Second: There’s a wonderfully sympathetic depiction of literary publishers, especially the woman who takes special interest in Erik [and walks away from one scene as if in panic that his friends are infecting him with wrong thought and she can’t do anything about it].  In movies about writers and other creative types, we can expect agents and publishers to be cynical philistines, often comic relief [e.g. Jim Belushi in The Ghost Writer].  Here, there’s a heightened discussion between writer and publisher, as both try to show how indispensable they are to the other, and what each of them understands that the other doesn’t.  We the viewers/readers have no idea what “Prosopopoeia” means; why doesn’t Erik care?
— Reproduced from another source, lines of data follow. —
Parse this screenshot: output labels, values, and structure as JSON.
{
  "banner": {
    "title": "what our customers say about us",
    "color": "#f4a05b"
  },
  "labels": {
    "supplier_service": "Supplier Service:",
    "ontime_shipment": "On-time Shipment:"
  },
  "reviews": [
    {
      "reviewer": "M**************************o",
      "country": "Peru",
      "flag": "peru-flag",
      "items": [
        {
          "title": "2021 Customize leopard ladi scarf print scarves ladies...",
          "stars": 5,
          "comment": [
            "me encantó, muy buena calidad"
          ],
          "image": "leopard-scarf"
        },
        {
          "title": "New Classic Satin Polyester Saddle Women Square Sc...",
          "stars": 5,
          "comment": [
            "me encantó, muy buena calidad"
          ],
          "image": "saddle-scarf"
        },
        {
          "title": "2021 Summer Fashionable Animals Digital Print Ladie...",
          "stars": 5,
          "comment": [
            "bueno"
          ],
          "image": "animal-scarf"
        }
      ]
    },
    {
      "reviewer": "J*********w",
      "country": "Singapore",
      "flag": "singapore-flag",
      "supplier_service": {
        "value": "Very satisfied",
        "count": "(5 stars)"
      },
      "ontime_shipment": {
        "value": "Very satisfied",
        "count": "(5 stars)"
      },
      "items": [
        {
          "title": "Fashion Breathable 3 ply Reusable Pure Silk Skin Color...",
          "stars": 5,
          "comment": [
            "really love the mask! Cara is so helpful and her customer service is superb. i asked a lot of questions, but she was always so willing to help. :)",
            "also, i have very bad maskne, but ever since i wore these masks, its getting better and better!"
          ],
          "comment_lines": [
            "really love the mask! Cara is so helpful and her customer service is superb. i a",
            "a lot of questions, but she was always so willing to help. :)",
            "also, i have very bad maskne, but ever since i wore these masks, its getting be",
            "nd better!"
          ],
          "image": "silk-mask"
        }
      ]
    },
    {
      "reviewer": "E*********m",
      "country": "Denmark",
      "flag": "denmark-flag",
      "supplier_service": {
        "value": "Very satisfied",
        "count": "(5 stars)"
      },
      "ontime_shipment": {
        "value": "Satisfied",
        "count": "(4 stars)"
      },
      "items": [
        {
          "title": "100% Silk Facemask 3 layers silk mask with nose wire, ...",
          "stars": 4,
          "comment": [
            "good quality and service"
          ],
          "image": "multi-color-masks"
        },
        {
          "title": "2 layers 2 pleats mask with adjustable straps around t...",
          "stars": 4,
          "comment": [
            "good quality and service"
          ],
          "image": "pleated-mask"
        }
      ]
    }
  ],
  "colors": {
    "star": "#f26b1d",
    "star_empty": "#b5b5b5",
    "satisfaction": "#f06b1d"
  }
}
Third: Reprise!  It’s hip, it’s now, it’s what’s happening!  It shows the young generation as it really is — the love of Joy Division and late-80s punk, the irresistible urge to write novels with stark, text-only cover design, the  struggle for the glamour conferred by newspaper reviews and professorial round-table TV discussions.  The stakes are low, as the characters kind of know what their lifestyle and peer group will be, no matter how “successful” they are, but what stakes could be higher than the very synapses of the human brain?

Legendary fictional reclusive author Sten Egil Dahl, played by Sigmund Sæverud. When the boys finally meet him they seek inspiration in his patience and lack of enthusiasm.